For some reason, triathlon attracts many who want to dig into the science of how to train, researching questions like, "Why do I need long runs AND short fast runs?" "Why should I train my core so much if I am not in a sit-up competition?" "Swimming is really the only technique-oriented sport, right?"
It all starts with base training. Marc Evans writes about base training in Triathlete's Edge. The following is an excerpt from his book reprinted here with permission from Human Kinetics.
Having spent many years training for fitness, it wasn't until the last few years I became aware of how delicate a balancing act it can be of knowing how and when to push yourself toward greater fitness and avoiding injury.

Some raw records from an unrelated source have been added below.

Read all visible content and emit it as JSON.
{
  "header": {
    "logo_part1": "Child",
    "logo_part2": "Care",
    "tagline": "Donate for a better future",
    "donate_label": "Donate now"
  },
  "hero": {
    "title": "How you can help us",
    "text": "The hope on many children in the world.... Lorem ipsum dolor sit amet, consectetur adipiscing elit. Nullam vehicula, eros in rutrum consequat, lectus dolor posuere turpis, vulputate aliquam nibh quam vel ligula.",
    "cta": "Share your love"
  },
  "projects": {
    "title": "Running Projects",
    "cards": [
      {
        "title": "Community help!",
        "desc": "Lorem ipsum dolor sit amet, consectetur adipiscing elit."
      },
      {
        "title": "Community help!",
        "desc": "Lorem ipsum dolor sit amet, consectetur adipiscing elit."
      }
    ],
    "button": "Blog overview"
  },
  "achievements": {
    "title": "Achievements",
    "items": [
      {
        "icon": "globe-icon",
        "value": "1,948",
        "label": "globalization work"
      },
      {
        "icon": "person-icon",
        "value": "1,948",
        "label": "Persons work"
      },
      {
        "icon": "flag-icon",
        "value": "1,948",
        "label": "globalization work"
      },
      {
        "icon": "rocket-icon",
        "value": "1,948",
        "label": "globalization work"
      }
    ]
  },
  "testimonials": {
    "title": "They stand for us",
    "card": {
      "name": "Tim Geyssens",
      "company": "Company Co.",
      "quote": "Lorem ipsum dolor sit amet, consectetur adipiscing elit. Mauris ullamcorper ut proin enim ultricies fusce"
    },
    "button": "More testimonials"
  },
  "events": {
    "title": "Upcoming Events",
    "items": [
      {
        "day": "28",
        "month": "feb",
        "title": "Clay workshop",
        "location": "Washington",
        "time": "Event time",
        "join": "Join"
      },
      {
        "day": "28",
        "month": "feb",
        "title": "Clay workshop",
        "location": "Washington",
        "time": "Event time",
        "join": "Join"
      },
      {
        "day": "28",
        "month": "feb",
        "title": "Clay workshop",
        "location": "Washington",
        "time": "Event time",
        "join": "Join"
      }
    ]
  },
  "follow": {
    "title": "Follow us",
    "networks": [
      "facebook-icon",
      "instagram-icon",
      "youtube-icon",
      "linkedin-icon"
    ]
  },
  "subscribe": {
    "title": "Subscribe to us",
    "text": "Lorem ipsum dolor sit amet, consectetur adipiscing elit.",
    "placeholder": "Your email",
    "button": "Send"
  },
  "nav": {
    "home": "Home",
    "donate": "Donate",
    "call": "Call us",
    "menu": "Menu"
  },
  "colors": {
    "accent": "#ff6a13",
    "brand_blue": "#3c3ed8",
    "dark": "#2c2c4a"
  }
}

I have had many injuries and hope I've learned how to approach training with the long tern goal of staying healthy and injury free. I would often push myself too hard when I did not need to or it was not the right time to push. Maybe I did not give myself enough of a rest, either between intervals, sets, or laps. It absolutely is a science and the more I read and study, the more I am able to understand when and WHY I do the things I do.

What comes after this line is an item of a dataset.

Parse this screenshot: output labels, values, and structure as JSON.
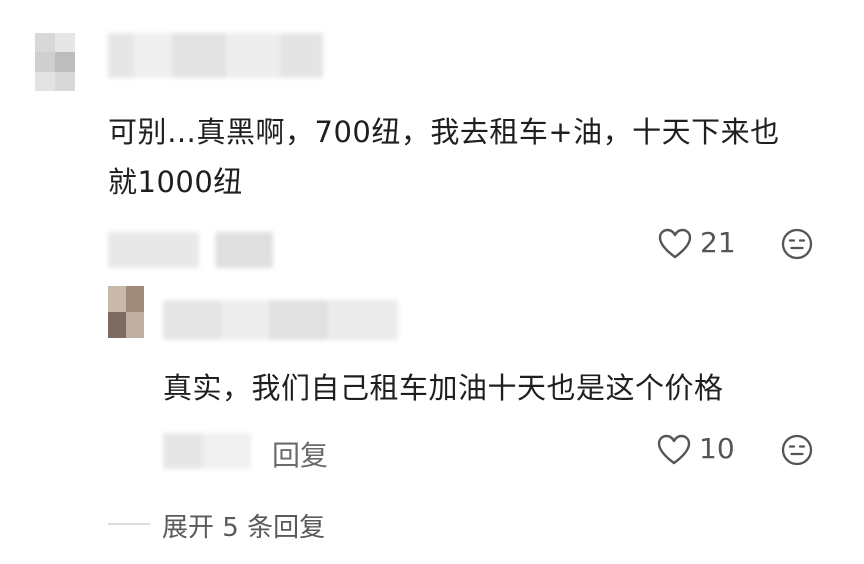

With the idea of sharing that, I posed several questions to my physical therapy group that helps heal me, Elite Physical Therapy in Charlotte, NC. Kelly Floyd started this the group and Joe and Lesley have joined in the last year. They are immensely qualified and have vast sports experience themselves as well as treating patients of all ages and ailments.
I treasure their input and advice. Here's some advice I hope you can learn from as well.
What are the training rules of thumb and why are they important to follow?
Always break a sweat before stretching. Think of your cold muscle as a piece of bacon out of the freezer. You bend it and it breaks! Heat it up and it bends much easier!
It all starts with the core, the area of your body from your diaphragm to your groin. When running, jumping, cycling, swimming, or weight training, sitting, standing, bending, you name it, keep your spinal alignment perfect. Your spine is made to be stabilized, not twisted and bent. That’s what our other joints are for.
As any athlete knows, stretching is a very important component of a training regimen. There are a few well-regarded thoughts on stretching.
First - always warm up before stretching. My PT gave this example - imagine putting a rubber band in the freezer for a while and another one under warm running water. Which do you think will stretch more and stretch easier without breaking? The one that has been in warm water, of course. You do not have to run several miles to warm up enough to stretch but even walking a little bit until you feel your body more active. Your body will thank you with fewer injuries. Stretching cold is putting more stress on muscles that are not ready for it and are likely to create a circumstance where injury can occur.
Second - Understand that a long lean muscle that has been trained and stretched through its range of motion and can used through its range of motion is more useful and efficient than a shortened tight one.
In the last 3 years in particular, I have been working on my core strength and stretching. It helped my back problems, rehab after back surgery, swimming and stability. The core is the connector between your upper and lower body and should be thought of as a vital link for triathlon.
When you run, you swing your arms to counter to your leg movement. In the middle is the core. If you get out of your saddle while cycling, your hands grasp the handlebars while feet are in the pedals. The middle link is the core. The link between your stroke and your kick while swimming is your core.
As I increased my core strength, I noticed simple functional things in daily life also got easier like bending over, getting up and good posture. These make so much more of a difference now than when I was 18 years old.